Accessibility links

Breaking News

Nigeria Crackdown on Oil Theft Making Progress

FILE - The Nigerian National Petroleum Corporation (NNPC) building in Abuja.
FILE - The Nigerian National Petroleum Corporation (NNPC) building in Abuja.

Nigerian security forces are cracking down on oil thieves in the Niger Delta region and they may be getting results. Industry experts say that if the theft is stopped, the country may start exporting more oil.

Pipelines crisscross the Niger Delta, transporting the oil that drives Africa’s largest economy. But local communities say they benefit little from the wealth being pumped out of their backyard.

So for years, thieves have been stealing crude from pipelines and selling it to illegal refineries to make money.
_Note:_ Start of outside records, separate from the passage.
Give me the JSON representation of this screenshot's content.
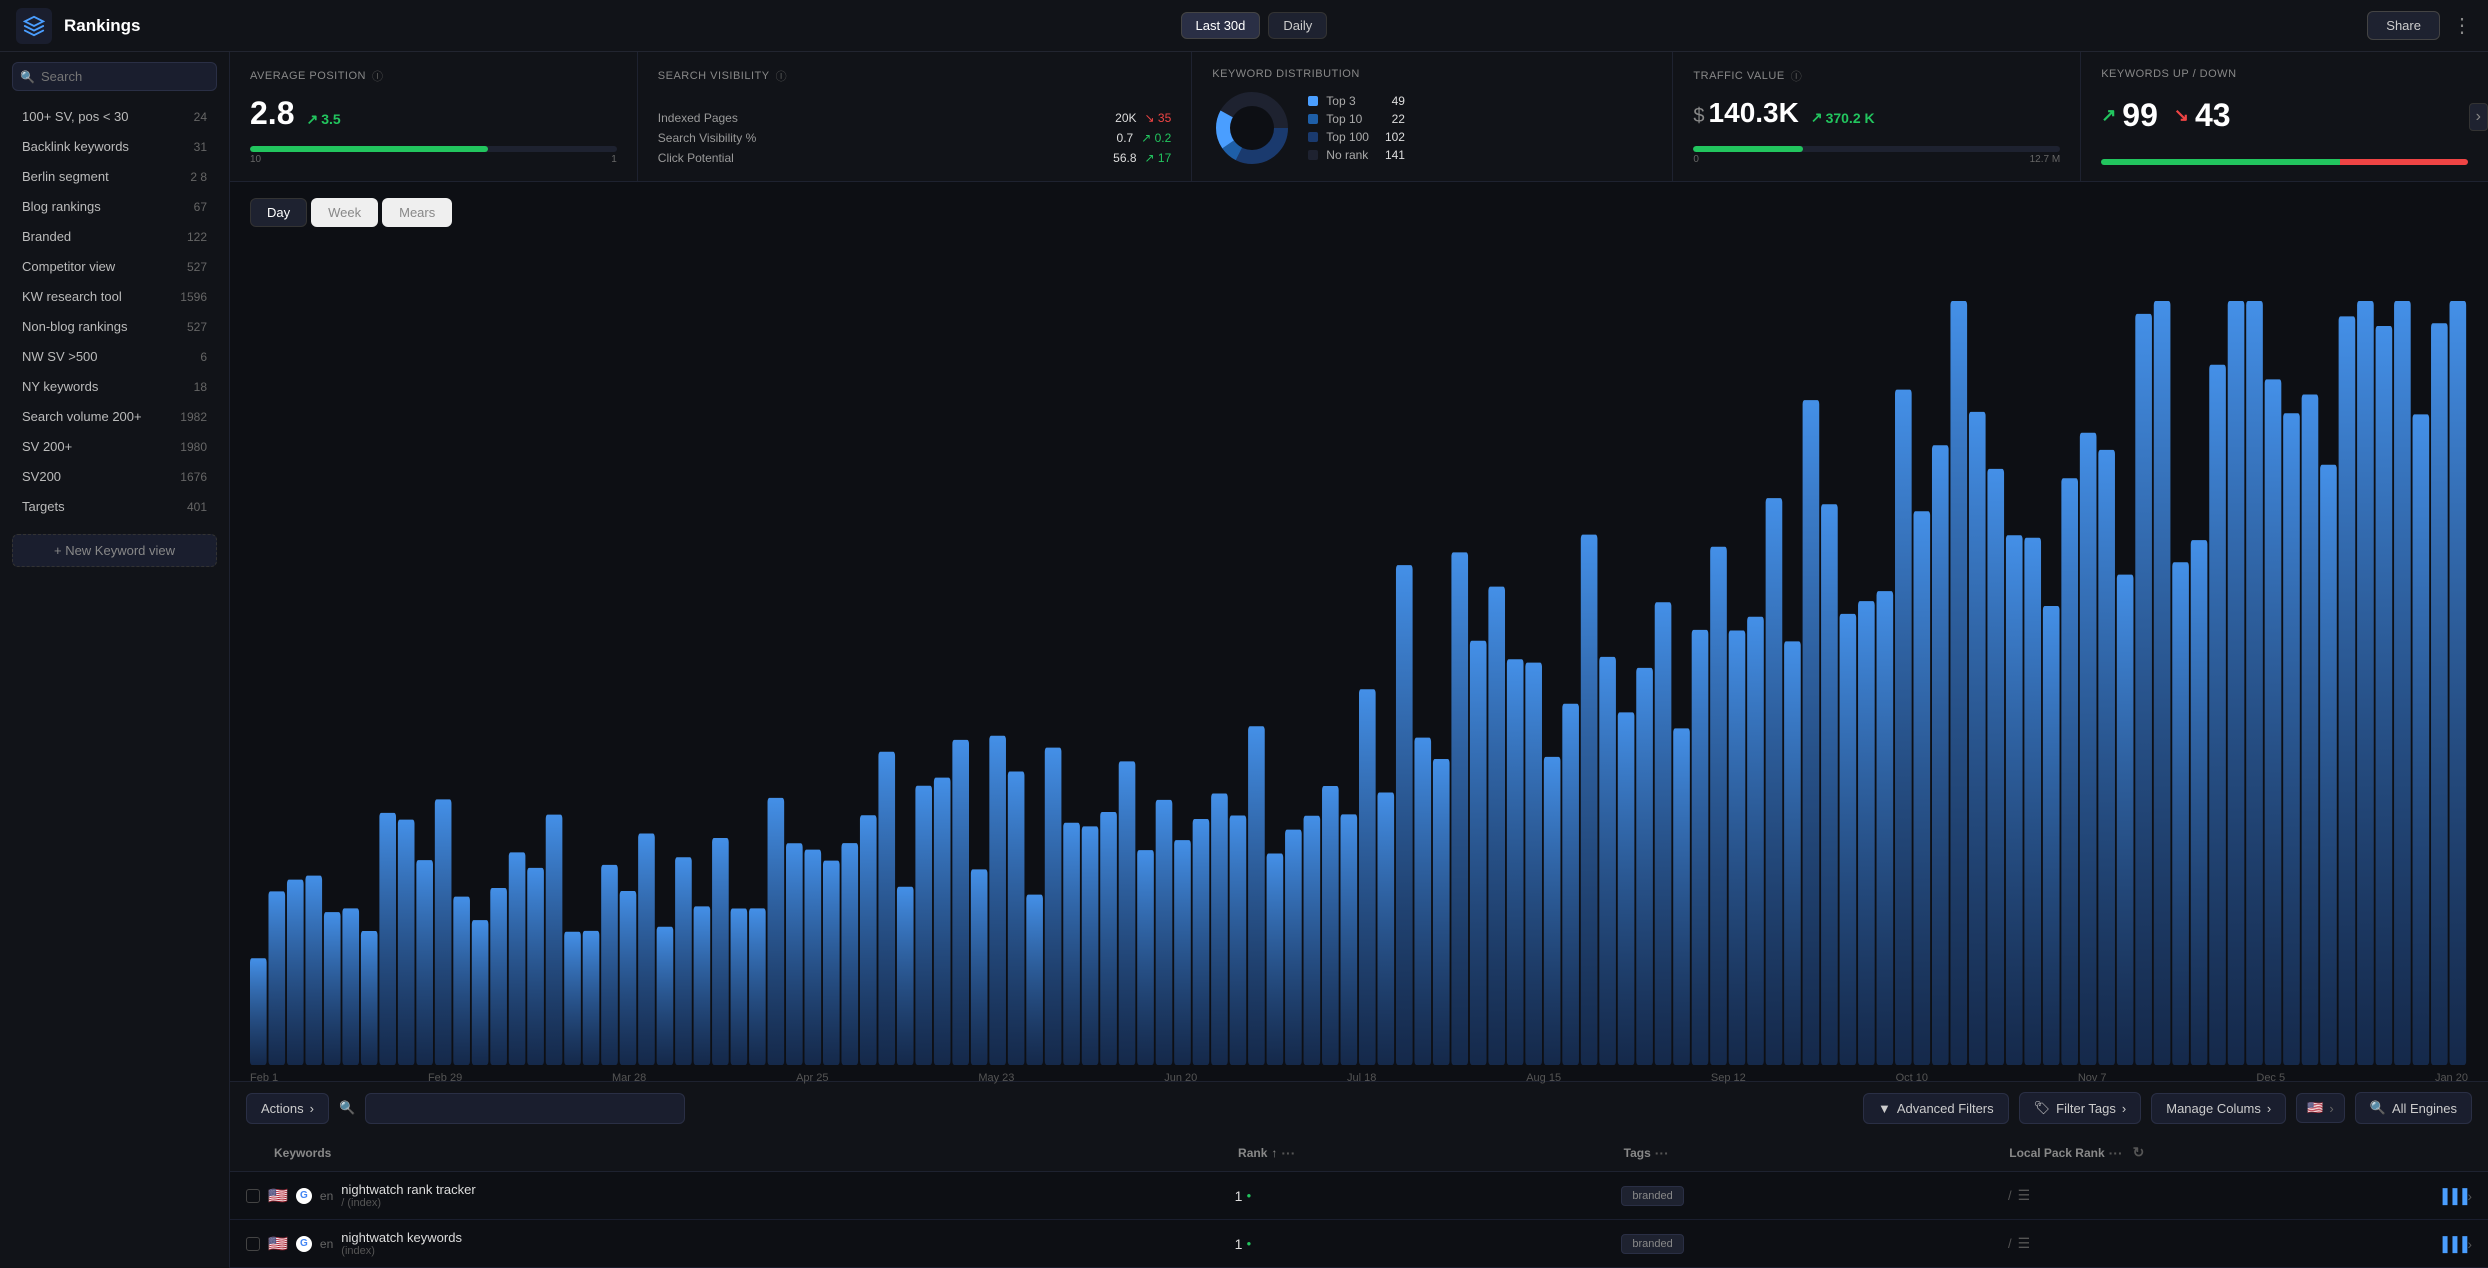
{
  "app": {
    "title": "Rankings",
    "share_label": "Share"
  },
  "topnav": {
    "period_btn": "Last 30d",
    "daily_btn": "Daily"
  },
  "sidebar": {
    "search_placeholder": "Search",
    "items": [
      {
        "label": "100+ SV, pos < 30",
        "count": "24"
      },
      {
        "label": "Backlink keywords",
        "count": "31"
      },
      {
        "label": "Berlin segment",
        "count": "2 8"
      },
      {
        "label": "Blog rankings",
        "count": "67"
      },
      {
        "label": "Branded",
        "count": "122"
      },
      {
        "label": "Competitor view",
        "count": "527"
      },
      {
        "label": "KW research tool",
        "count": "1596"
      },
      {
        "label": "Non-blog rankings",
        "count": "527"
      },
      {
        "label": "NW SV >500",
        "count": "6"
      },
      {
        "label": "NY keywords",
        "count": "18"
      },
      {
        "label": "Search volume 200+",
        "count": "1982"
      },
      {
        "label": "SV 200+",
        "count": "1980"
      },
      {
        "label": "SV200",
        "count": "1676"
      },
      {
        "label": "Targets",
        "count": "401"
      }
    ],
    "new_view_label": "+ New Keyword view"
  },
  "metrics": {
    "avg_position": {
      "label": "AVERAGE POSITION",
      "value": "2.8",
      "change": "3.5",
      "change_dir": "up",
      "bar_fill_pct": 65,
      "scale_low": "10",
      "scale_high": "1"
    },
    "search_visibility": {
      "label": "SEARCH VISIBILITY",
      "rows": [
        {
          "label": "Indexed Pages",
          "value": "20K",
          "change": "35",
          "change_dir": "down"
        },
        {
          "label": "Search Visibility %",
          "value": "0.7",
          "change": "0.2",
          "change_dir": "up"
        },
        {
          "label": "Click Potential",
          "value": "56.8",
          "change": "17",
          "change_dir": "up"
        }
      ]
    },
    "keyword_distribution": {
      "label": "KEYWORD DISTRIBUTION",
      "segments": [
        {
          "label": "Top 3",
          "value": 49,
          "color": "#4a9eff"
        },
        {
          "label": "Top 10",
          "value": 22,
          "color": "#1e5fa8"
        },
        {
          "label": "Top 100",
          "value": 102,
          "color": "#1a3a6e"
        },
        {
          "label": "No rank",
          "value": 141,
          "color": "#1e2230"
        }
      ]
    },
    "traffic_value": {
      "label": "TRAFFIC VALUE",
      "dollar": "$",
      "value": "140.3K",
      "change": "370.2 K",
      "change_dir": "up",
      "bar_fill_pct": 30,
      "scale_low": "0",
      "scale_high": "12.7 M"
    },
    "keywords_updown": {
      "label": "KEYWORDS UP / DOWN",
      "up_val": "99",
      "down_val": "43",
      "bar_up_pct": 65,
      "bar_down_pct": 35
    }
  },
  "chart": {
    "tabs": [
      "Day",
      "Week",
      "Mears"
    ],
    "active_tab": "Day",
    "x_labels": [
      "Feb 1",
      "Feb 29",
      "Mar 28",
      "Apr 25",
      "May 23",
      "Jun 20",
      "Jul 18",
      "Aug 15",
      "Sep 12",
      "Oct 10",
      "Nov 7",
      "Dec 5",
      "Jan 20"
    ]
  },
  "toolbar": {
    "actions_label": "Actions",
    "search_placeholder": "",
    "advanced_filters_label": "Advanced Filters",
    "filter_tags_label": "Filter Tags",
    "manage_cols_label": "Manage Colums",
    "all_engines_label": "All Engines"
  },
  "table": {
    "headers": {
      "keywords": "Keywords",
      "rank": "Rank",
      "tags": "Tags",
      "local_pack": "Local Pack Rank"
    },
    "rows": [
      {
        "flag": "🇺🇸",
        "lang": "en",
        "keyword": "nightwatch rank tracker",
        "url": "/ (index)",
        "rank": "1",
        "tag": "branded"
      },
      {
        "flag": "🇺🇸",
        "lang": "en",
        "keyword": "nightwatch keywords",
        "url": "(index)",
        "rank": "1",
        "tag": "branded"
      }
    ]
  }
}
Industry analysts and oil companies say theft cuts oil production by tens of thousands of barrels per day.

President Muhammadu Buhari overhauled the leaderships of the military and the state oil company after taking office in May.

Since then, security agencies have announced several raids on illegal refineries, and the arrests of thieves. The crackdown seems to be getting results.
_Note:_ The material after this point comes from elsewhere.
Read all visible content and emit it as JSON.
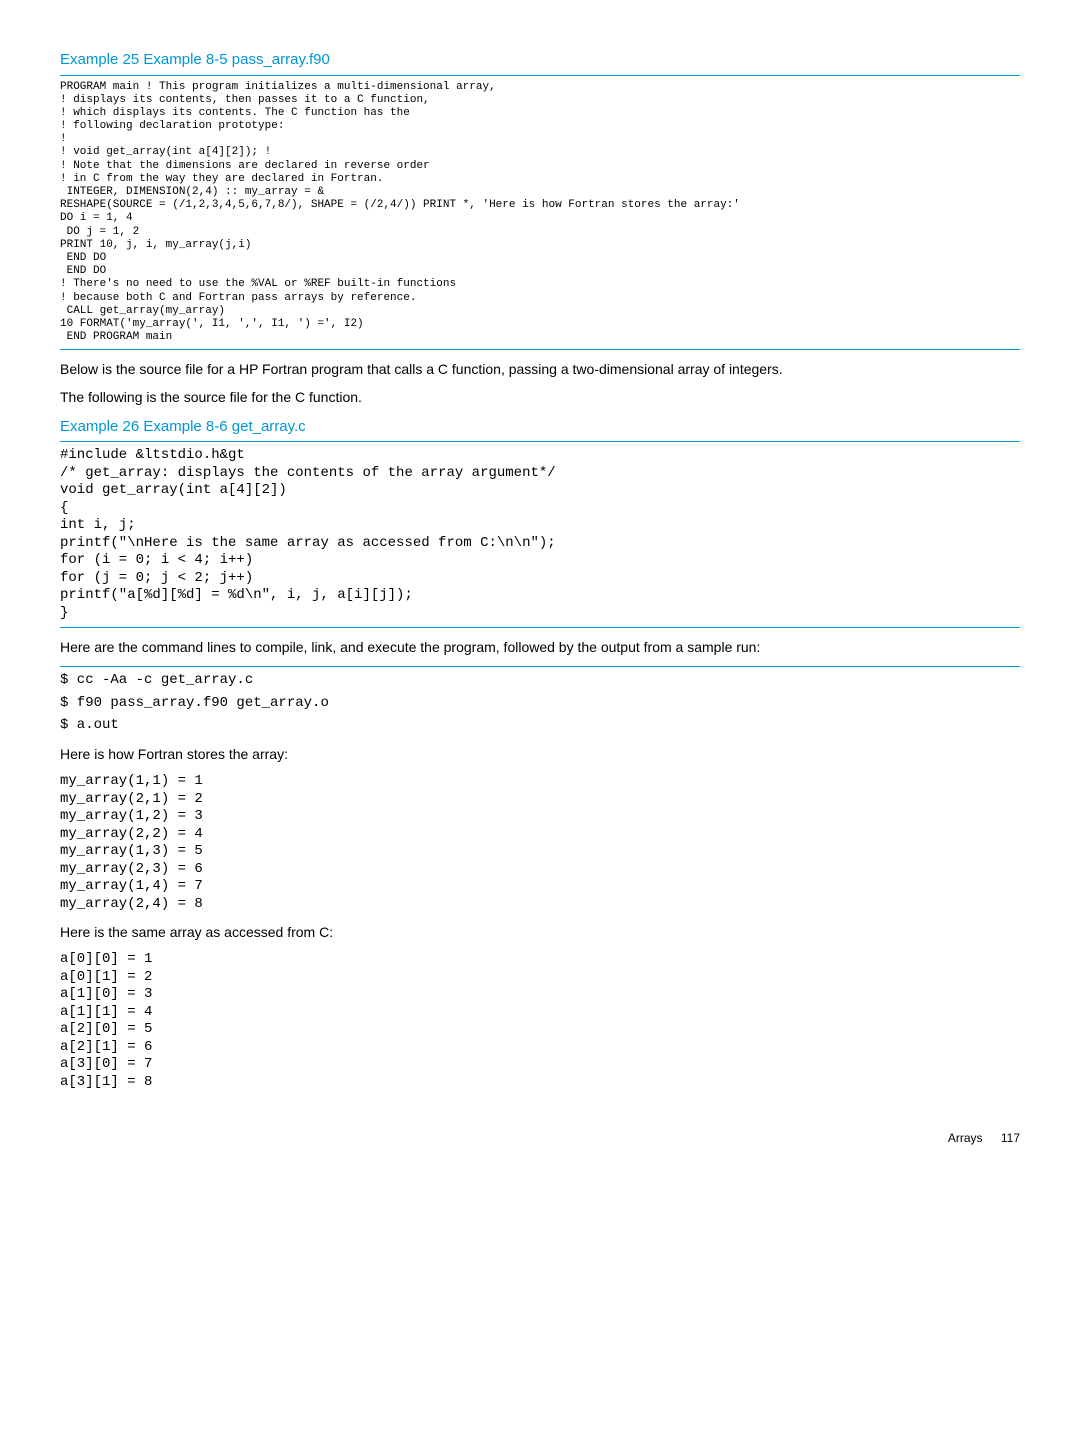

VOA spoke with two people who worked at illegal refineries in Delta State. Neither wanted their name used because of the illegal nature of their work.

Both said the raids had caused a shortage of crude that disrupted their refineries. A third man, who left the business three years ago and now works for an oil services company, says the reason for the shortages was simple: there are more soldiers patrolling the Delta.
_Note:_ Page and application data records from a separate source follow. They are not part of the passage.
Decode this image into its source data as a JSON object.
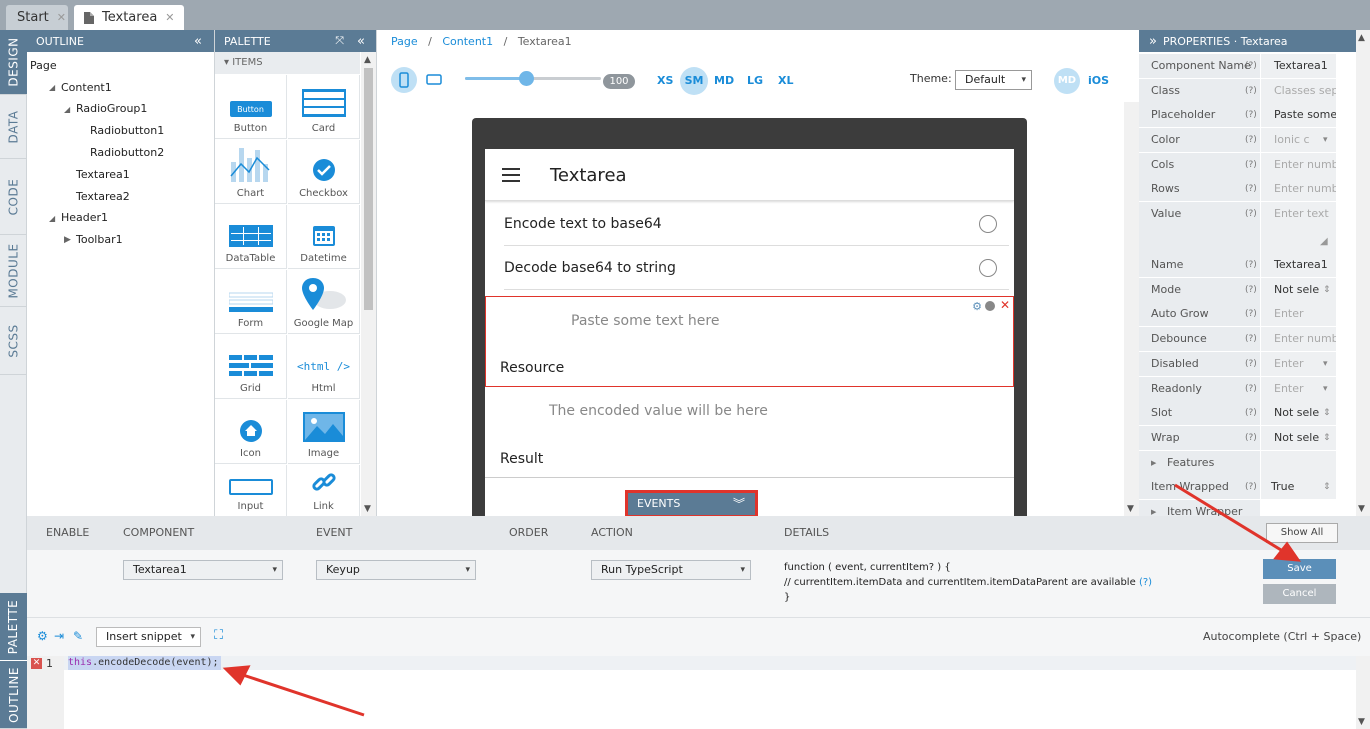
{
  "tabs": [
    {
      "label": "Start"
    },
    {
      "label": "Textarea"
    }
  ],
  "vertical_tabs": [
    "DESIGN",
    "DATA",
    "CODE",
    "MODULE",
    "SCSS"
  ],
  "bottom_vertical_tabs": [
    "PALETTE",
    "OUTLINE"
  ],
  "outline": {
    "title": "OUTLINE",
    "items": [
      "Page",
      "Content1",
      "RadioGroup1",
      "Radiobutton1",
      "Radiobutton2",
      "Textarea1",
      "Textarea2",
      "Header1",
      "Toolbar1"
    ]
  },
  "palette": {
    "title": "PALETTE",
    "section": "ITEMS",
    "items": [
      "Button",
      "Card",
      "Chart",
      "Checkbox",
      "DataTable",
      "Datetime",
      "Form",
      "Google Map",
      "Grid",
      "Html",
      "Icon",
      "Image",
      "Input",
      "Link"
    ],
    "button_preview": "Button"
  },
  "breadcrumb": [
    "Page",
    "Content1",
    "Textarea1"
  ],
  "toolbar": {
    "zoom": "100",
    "zoom_level": 0.45,
    "sizes": [
      "XS",
      "SM",
      "MD",
      "LG",
      "XL"
    ],
    "active_size": "SM",
    "theme_label": "Theme:",
    "theme_value": "Default",
    "mode_md": "MD",
    "mode_ios": "iOS"
  },
  "device": {
    "header_title": "Textarea",
    "radio1": "Encode text to base64",
    "radio2": "Decode base64 to string",
    "textarea1_placeholder": "Paste some text here",
    "textarea1_label": "Resource",
    "textarea2_placeholder": "The encoded value will be here",
    "textarea2_label": "Result",
    "events_label": "EVENTS"
  },
  "properties": {
    "title": "PROPERTIES · Textarea",
    "q": "(?)",
    "rows": [
      {
        "name": "Component Name",
        "value": "Textarea1",
        "placeholder": false
      },
      {
        "name": "Class",
        "value": "Classes sep",
        "placeholder": true
      },
      {
        "name": "Placeholder",
        "value": "Paste some",
        "placeholder": false
      },
      {
        "name": "Color",
        "value": "Ionic c",
        "placeholder": true
      },
      {
        "name": "Cols",
        "value": "Enter numb",
        "placeholder": true
      },
      {
        "name": "Rows",
        "value": "Enter numb",
        "placeholder": true
      },
      {
        "name": "Value",
        "value": "Enter text",
        "placeholder": true
      },
      {
        "name": "Name",
        "value": "Textarea1",
        "placeholder": false
      },
      {
        "name": "Mode",
        "value": "Not sele",
        "placeholder": false
      },
      {
        "name": "Auto Grow",
        "value": "Enter",
        "placeholder": true
      },
      {
        "name": "Debounce",
        "value": "Enter numb",
        "placeholder": true
      },
      {
        "name": "Disabled",
        "value": "Enter",
        "placeholder": true
      },
      {
        "name": "Readonly",
        "value": "Enter",
        "placeholder": true
      },
      {
        "name": "Slot",
        "value": "Not sele",
        "placeholder": false
      },
      {
        "name": "Wrap",
        "value": "Not sele",
        "placeholder": false
      },
      {
        "name": "Features",
        "value": "",
        "placeholder": false
      },
      {
        "name": "Item Wrapped",
        "value": "True",
        "placeholder": false
      },
      {
        "name": "Item Wrapper",
        "value": "",
        "placeholder": false
      }
    ]
  },
  "events": {
    "headers": [
      "ENABLE",
      "COMPONENT",
      "EVENT",
      "ORDER",
      "ACTION",
      "DETAILS"
    ],
    "show_all": "Show All",
    "component": "Textarea1",
    "event": "Keyup",
    "action": "Run TypeScript",
    "details_line1": "function ( event, currentItem? ) {",
    "details_line2": "// currentItem.itemData and currentItem.itemDataParent are available",
    "details_help": "(?)",
    "details_line3": "}",
    "save": "Save",
    "cancel": "Cancel"
  },
  "code": {
    "snippet": "Insert snippet",
    "autocomplete": "Autocomplete (Ctrl + Space)",
    "line_number": "1",
    "code_keyword": "this",
    "code_rest": ".encodeDecode(event);"
  },
  "colors": {
    "accent": "#5b7b95",
    "link": "#1a8cd8",
    "save": "#5b8fb9",
    "highlight": "#e0342b"
  }
}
"Because the army is patrolling, many of the refineries have shut down," he said. "Before, the army wouldn't disturb them, but now many of the refineries can't work."

Oil production in Nigeria is expected to rise from about 1.8 million barrels per day in August to 2.1 million barrels per day this month and could reach 2.2 million barrels per day by the end of the year, says Dolapo Oni, head of energy research at Ecobank. The crackdown is one of the reasons for the expected rise.

“So we’re looking to ramp up to that amount and that’s really based on that, if we don’t have any outages, we actually have, to some extent, reduced the oil theft," said Oni.

But with oil prices depressed globally, Oni says that means even those who are refining illicitly are finding the business less and less profitable.